How to Have a Powerful One-Plane Downswing

By Sandy LaBauve

In a one-plane downswing the first move down is different, you want to feel like you turn your core as you are throwing your arm across your body and over to the left. If you notice from the side you can see that my right elbow is much more behind me in the one-plane swing than in the two-plane swing.

3-Steps: One Plane Downswing

  • From that position I want to feel like I am turning into the shot, I am not tilting under, I am turning and throwing my arms back across my body over to the left. It often feel like a sidearm throw.
  • There is a lot of speed going through the ball with my arm swing as I am doing the one-plane swing. I am getting a lot of power with my arms and hands through impact but I am also using my body because of the position it is in.
  • If you notice when you look at my swing from a face on view my body is working nicely in sync much like it would be if I was throwing sidearm.

A one-plane golf swing has a lot of power down at impact and again it is a very simple way to swing the club. You are basically bending over a little more, swinging your arms across your body on the backswing, turning through and then swinging your arms across your body on the follow-through. Pretty simple way to play.


Category: Downswing
Sub Categories: Arms, Distance, Swing Plane

About the Instructor

Sandy LaBauve
Sandy LaBauve
Kierland Golf Club
15636 N. Clubgate Drive
Scottsdale, AZ 85254
Tel: 480-922-9283

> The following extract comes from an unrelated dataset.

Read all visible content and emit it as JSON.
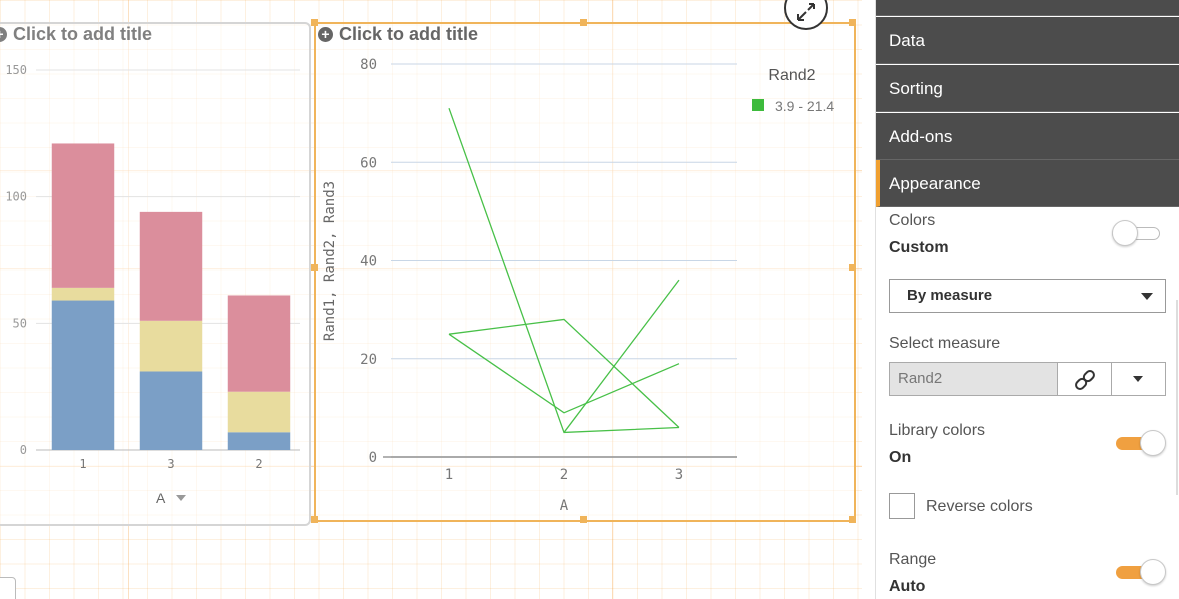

Sandy LaBauve is one of the world's best beginner, junior and women's instructors. She is listed as one of Golf Magazine's Top 100 Teachers and is Founder and Creative Consultant for the LPGA Junior Girls Golf Club.